TASK OBJECTIVE
Copy out each line below verbatim, skipping any picture.

RECORD EXCERPTS
*-*-*

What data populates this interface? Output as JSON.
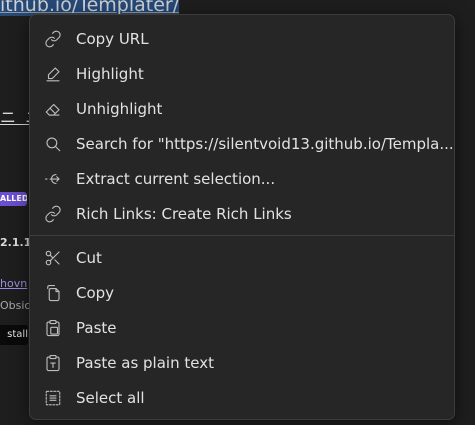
{
  "background": {
    "url_text": "ithub.io/Templater/",
    "dashes": "ニ ニ",
    "badge": "ALLED",
    "version": "2.1.1)",
    "author": "hovn",
    "obsidian": "Obsic",
    "install": "stall"
  },
  "menu": {
    "group1": [
      {
        "label": "Copy URL",
        "icon": "link-icon"
      },
      {
        "label": "Highlight",
        "icon": "highlighter-icon"
      },
      {
        "label": "Unhighlight",
        "icon": "eraser-icon"
      },
      {
        "label": "Search for \"https://silentvoid13.github.io/Templa...\"",
        "icon": "search-icon"
      },
      {
        "label": "Extract current selection...",
        "icon": "extract-icon"
      },
      {
        "label": "Rich Links: Create Rich Links",
        "icon": "link-icon"
      }
    ],
    "group2": [
      {
        "label": "Cut",
        "icon": "scissors-icon"
      },
      {
        "label": "Copy",
        "icon": "copy-icon"
      },
      {
        "label": "Paste",
        "icon": "clipboard-icon"
      },
      {
        "label": "Paste as plain text",
        "icon": "clipboard-text-icon"
      },
      {
        "label": "Select all",
        "icon": "select-all-icon"
      }
    ]
  }
}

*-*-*

FINAL ANSWER
What data populates this interface? Output as JSON.
{
  "background": {
    "url_text": "ithub.io/Templater/",
    "dashes": "ニ ニ",
    "badge": "ALLED",
    "version": "2.1.1)",
    "author": "hovn",
    "obsidian": "Obsic",
    "install": "stall"
  },
  "menu": {
    "group1": [
      {
        "label": "Copy URL",
        "icon": "link-icon"
      },
      {
        "label": "Highlight",
        "icon": "highlighter-icon"
      },
      {
        "label": "Unhighlight",
        "icon": "eraser-icon"
      },
      {
        "label": "Search for \"https://silentvoid13.github.io/Templa...\"",
        "icon": "search-icon"
      },
      {
        "label": "Extract current selection...",
        "icon": "extract-icon"
      },
      {
        "label": "Rich Links: Create Rich Links",
        "icon": "link-icon"
      }
    ],
    "group2": [
      {
        "label": "Cut",
        "icon": "scissors-icon"
      },
      {
        "label": "Copy",
        "icon": "copy-icon"
      },
      {
        "label": "Paste",
        "icon": "clipboard-icon"
      },
      {
        "label": "Paste as plain text",
        "icon": "clipboard-text-icon"
      },
      {
        "label": "Select all",
        "icon": "select-all-icon"
      }
    ]
  }
}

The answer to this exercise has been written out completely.